● **Directions for this task**
The answer must be a single number: the count of lines below that contain the string "JSON".

● **Supplied information**
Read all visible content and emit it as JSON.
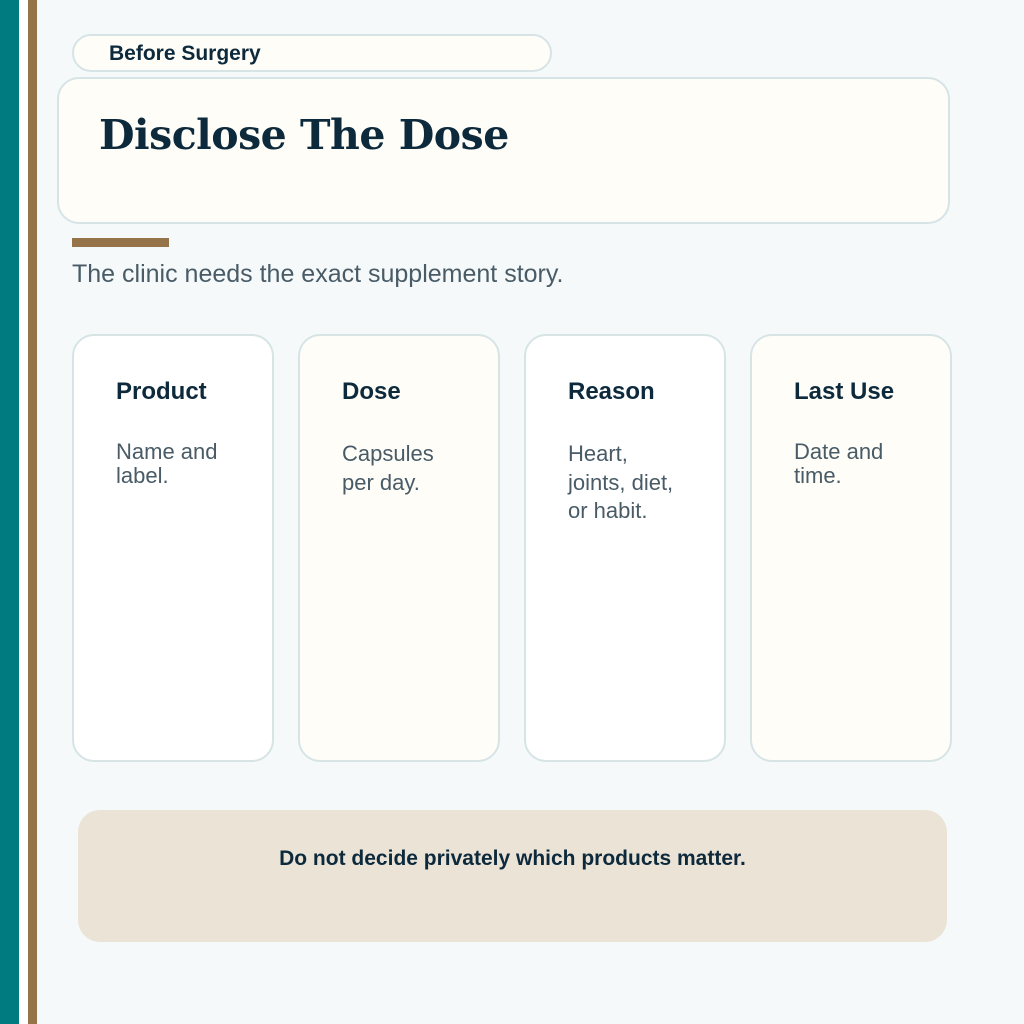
{
  "eyebrow": "Before Surgery",
  "title": "Disclose The Dose",
  "subtitle": "The clinic needs the exact supplement story.",
  "cards": [
    {
      "heading": "Product",
      "body": "Name and label."
    },
    {
      "heading": "Dose",
      "body": "Capsules per day."
    },
    {
      "heading": "Reason",
      "body": "Heart, joints, diet, or habit."
    },
    {
      "heading": "Last Use",
      "body": "Date and time."
    }
  ],
  "note": "Do not decide privately which products matter.",
  "colors": {
    "teal": "#007b7f",
    "bronze": "#95744a",
    "navy": "#0d2a3c",
    "cream": "#fffdf8",
    "note_bg": "#ece3d7"
  }
}
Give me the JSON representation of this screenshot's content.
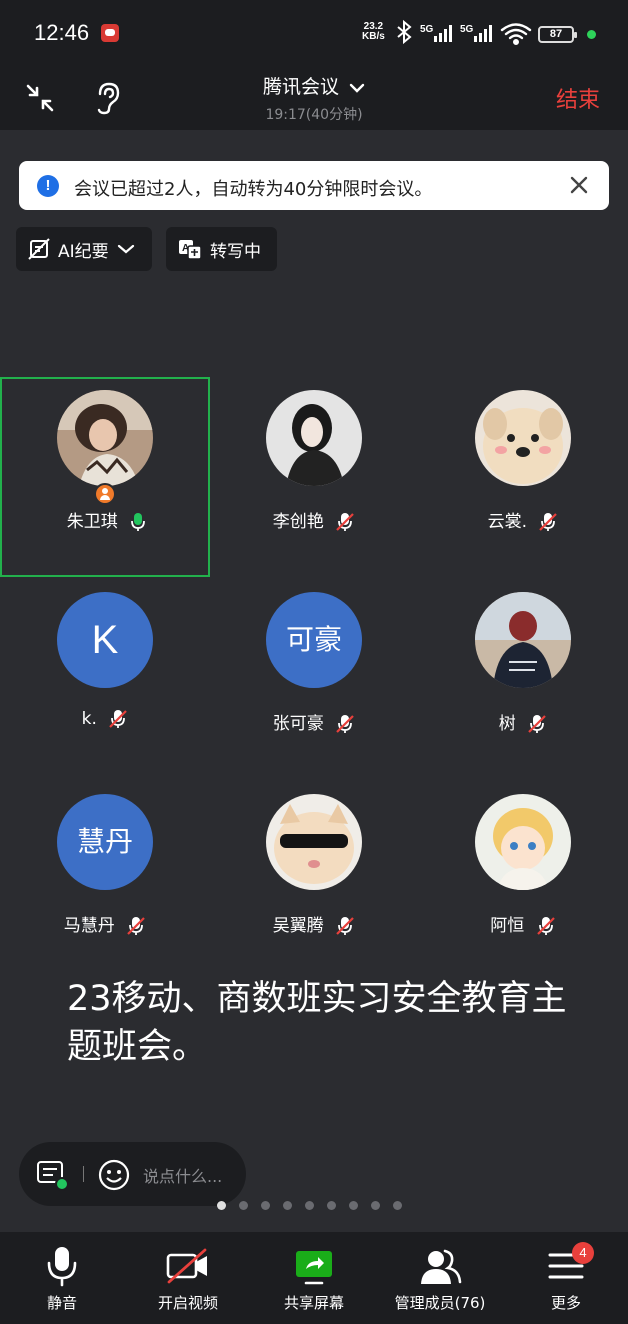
{
  "status_bar": {
    "time": "12:46",
    "net_speed_value": "23.2",
    "net_speed_unit": "KB/s",
    "network_1": "5G",
    "network_2": "5G",
    "battery": "87"
  },
  "header": {
    "title": "腾讯会议",
    "meeting_time": "19:17(40分钟)",
    "end_label": "结束"
  },
  "notice": {
    "text": "会议已超过2人，自动转为40分钟限时会议。",
    "icon": "info-icon"
  },
  "chips": {
    "ai_summary": "AI纪要",
    "transcribing": "转写中"
  },
  "participants": [
    {
      "name": "朱卫琪",
      "mic": "on",
      "host": true,
      "avatar": "photo"
    },
    {
      "name": "李创艳",
      "mic": "muted",
      "avatar": "photo"
    },
    {
      "name": "云裳.",
      "mic": "muted",
      "avatar": "photo"
    },
    {
      "name": "k.",
      "mic": "muted",
      "avatar_text": "K"
    },
    {
      "name": "张可豪",
      "mic": "muted",
      "avatar_text": "可豪"
    },
    {
      "name": "树",
      "mic": "muted",
      "avatar": "photo"
    },
    {
      "name": "马慧丹",
      "mic": "muted",
      "avatar_text": "慧丹"
    },
    {
      "name": "吴翼腾",
      "mic": "muted",
      "avatar": "photo"
    },
    {
      "name": "阿恒",
      "mic": "muted",
      "avatar": "photo"
    }
  ],
  "caption": "23移动、商数班实习安全教育主题班会。",
  "chat": {
    "placeholder": "说点什么..."
  },
  "pager": {
    "total": 9,
    "current": 1
  },
  "toolbar": {
    "mute_label": "静音",
    "video_label": "开启视频",
    "share_label": "共享屏幕",
    "members_label": "管理成员(76)",
    "more_label": "更多",
    "more_badge": "4"
  },
  "colors": {
    "background": "#2b2c30",
    "bar": "#1c1d20",
    "end_red": "#e8403c",
    "active_green": "#22b14c",
    "share_green": "#1aad19",
    "avatar_blue": "#3d6fc6"
  }
}
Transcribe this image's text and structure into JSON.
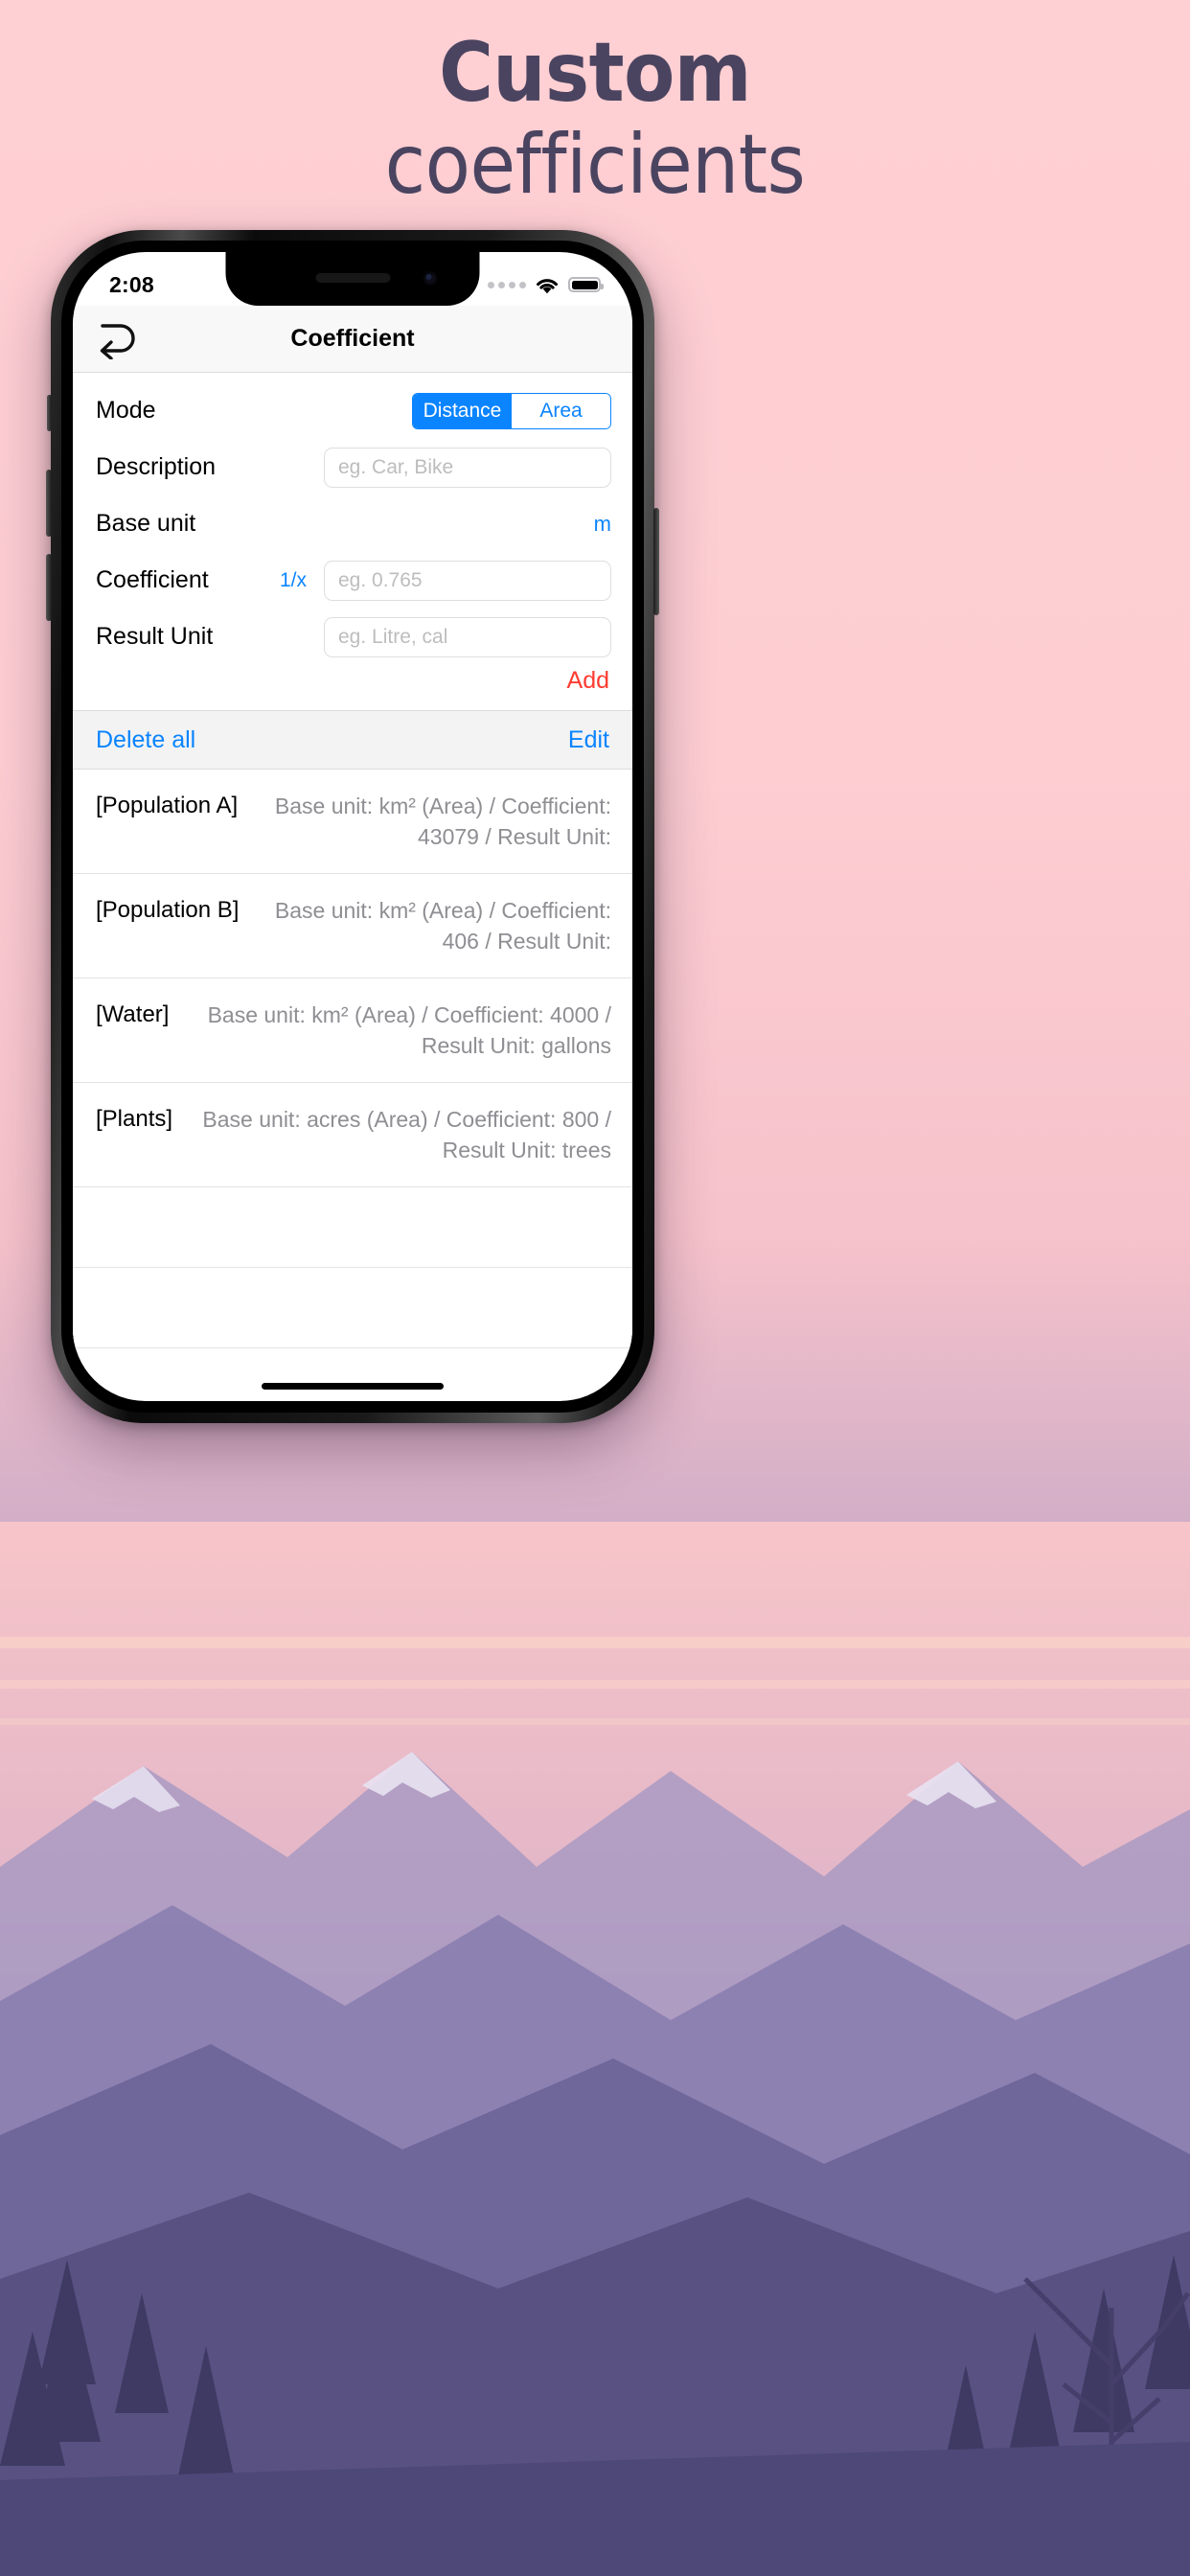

● **Solved problem**
3